How to change the default Operating System to be loaded in the Grub

Posted: April 29, 2011 in Ubuntu
Tags: , ,

Hello everybody. Sometimes we need to change the default operational system to be loaded in the Grub.
However Ubuntu 10.10 uses Grub2 and it does not use anymore the files menu.lst and grub.conf. In my case, the file /boot/grub/grub.cfg has the following menu entries:

Ubuntu, with Linux 2.6.38.3
Ubuntu, with Linux 2.6.38.3 (recovery mode)
Memory test (memtest86+)
Memory test (memtest86+, serial console 115200)
Windows 7
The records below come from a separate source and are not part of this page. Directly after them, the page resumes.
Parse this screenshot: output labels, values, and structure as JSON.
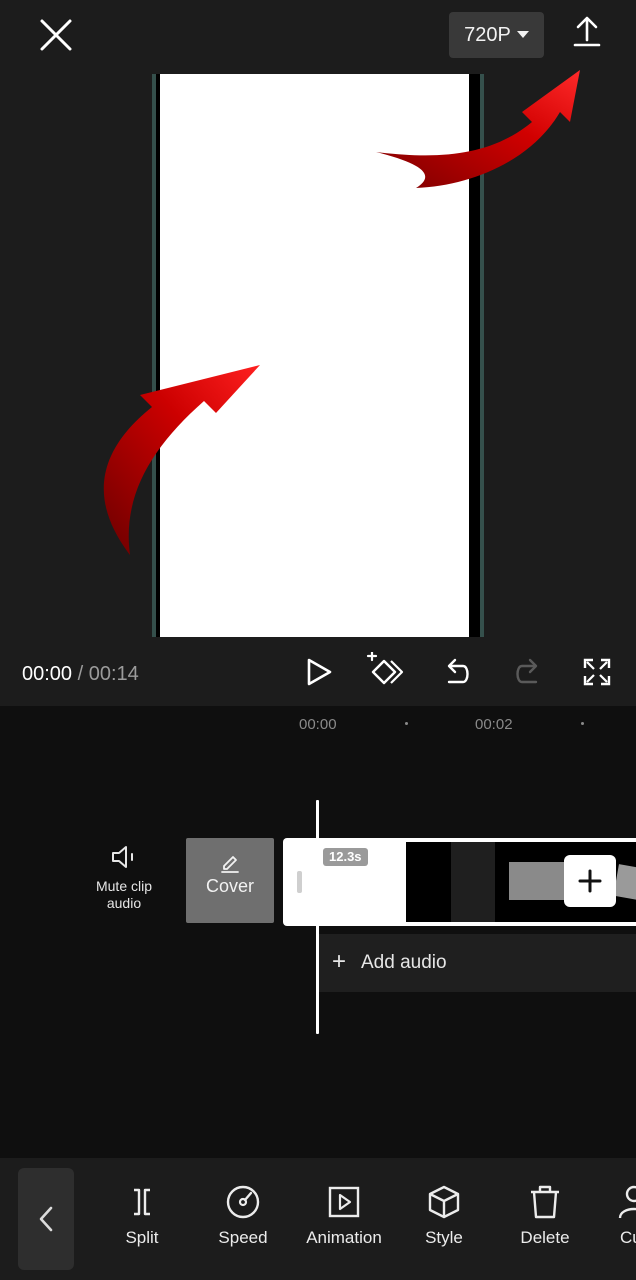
{
  "header": {
    "resolution_label": "720P",
    "icons": [
      "close-icon",
      "chevron-down-icon",
      "export-upload-icon"
    ]
  },
  "annotations": {
    "arrow_color": "#c40000",
    "arrows": [
      "red-arrow-pointing-to-export",
      "red-arrow-pointing-to-preview"
    ]
  },
  "playback": {
    "current_time": "00:00",
    "separator": " / ",
    "total_time": "00:14",
    "icons": [
      "play-icon",
      "keyframe-icon",
      "undo-icon",
      "redo-icon",
      "fullscreen-icon"
    ]
  },
  "timeline": {
    "ruler": [
      "00:00",
      "00:02"
    ],
    "mute_label_line1": "Mute clip",
    "mute_label_line2": "audio",
    "cover_label": "Cover",
    "clip_duration": "12.3s",
    "add_audio_label": "Add audio",
    "add_audio_plus": "+"
  },
  "toolbar": {
    "items": [
      {
        "label": "Split",
        "icon": "split-icon"
      },
      {
        "label": "Speed",
        "icon": "speed-icon"
      },
      {
        "label": "Animation",
        "icon": "animation-icon"
      },
      {
        "label": "Style",
        "icon": "style-cube-icon"
      },
      {
        "label": "Delete",
        "icon": "delete-icon"
      },
      {
        "label": "Cu",
        "icon": "cutout-icon"
      }
    ]
  },
  "colors": {
    "background": "#1c1c1c",
    "timeline_bg": "#0f0f0f",
    "preview_bg": "#ffffff",
    "accent_red": "#c40000"
  }
}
However, the menu above can be seen when the Grub is started.
To make the change, open the file /etc/default/grub as root privileges. You will see something like that:
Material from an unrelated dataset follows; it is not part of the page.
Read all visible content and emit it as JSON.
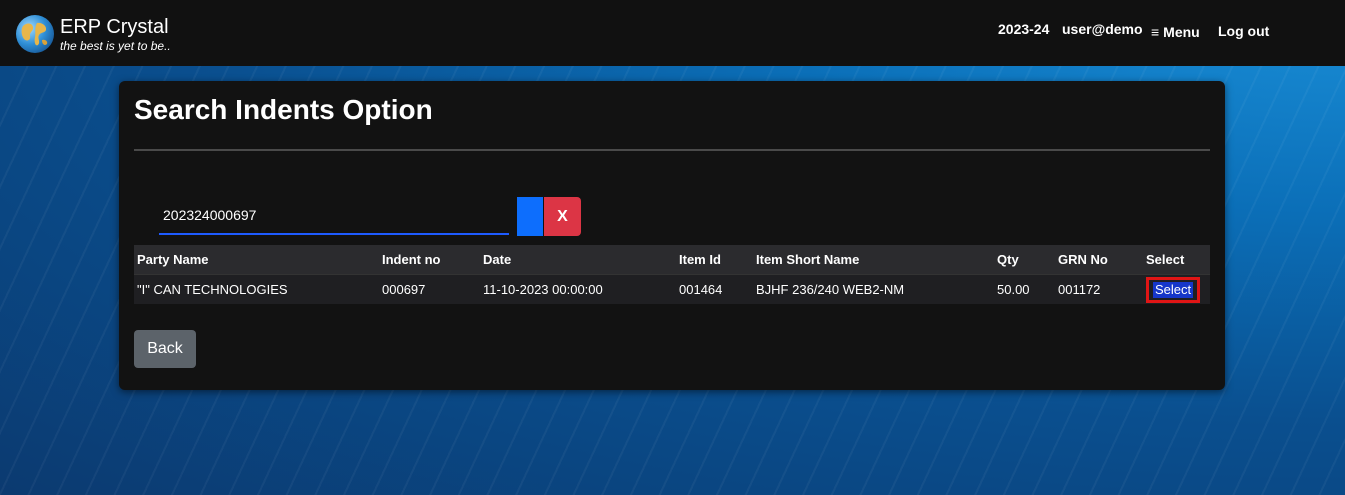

# If you change this file, run ‘update-grub’ afterwards to update
# /boot/grub/grub.cfg.

GRUB_DEFAULT=0
#GRUB_HIDDEN_TIMEOUT=0
GRUB_HIDDEN_TIMEOUT_QUIET=true
GRUB_TIMEOUT=10
GRUB_DISTRIBUTOR=`lsb_release -i -s 2> /dev/null || echo Debian`
GRUB_CMDLINE_LINUX_DEFAULT=”quiet splash”
GRUB_CMDLINE_LINUX=””

# Uncomment to enable BadRAM filtering, modify to suit your needs
# This works with Linux (no patch required) and with any kernel that obtains
# the memory map information from GRUB (GNU Mach, kernel of FreeBSD …)
#GRUB_BADRAM=”0x01234567,0xfefefefe,0x89abcdef,0xefefefef”

# Uncomment to disable graphical terminal (grub-pc only)
#GRUB_TERMINAL=console

# The resolution used on graphical terminal
# note that you can use only modes which your graphic card supports via VBE
# you can see them in real GRUB with the command `vbeinfo’
#GRUB_GFXMODE=640×480

# Uncomment if you don’t want GRUB to pass “root=UUID=xxx” parameter to Linux
#GRUB_DISABLE_LINUX_UUID=true

# Uncomment to disable generation of recovery mode menu entries
#GRUB_DISABLE_LINUX_RECOVERY=”true”

# Uncomment to get a beep at grub start
#GRUB_INIT_TUNE=”480 440 1″

Go to the line GRUB_DEFAULT=0. This value indicate as default “Ubuntu, with Linux 2.6.38.3”. Just for example, let’s leave Windows 7 as default. Change the GRUB_DEFAULT to 4. After that, open a shell and type:

sudo update-grub

Note that, GRUB_DEFAULT follow the sequence of menu entries. In my case is:

[0] Ubuntu, with Linux 2.6.38.3
[1] Ubuntu, with Linux 2.6.38.3 (recovery mode)
[2] Memory test (memtest86+)
[3] Memory test (memtest86+, serial console 115200)
[4] Windows 7

That’s it folks. See you next time.

Advertisements

Leave a Reply

Fill in your details below or click an icon to log in:

WordPress.com Logo

You are commenting using your WordPress.com account. Log Out / Change )

Twitter picture

You are commenting using your Twitter account. Log Out / Change )

Facebook photo

You are commenting using your Facebook account. Log Out / Change )

Google+ photo

You are commenting using your Google+ account. Log Out / Change )

Connecting to %s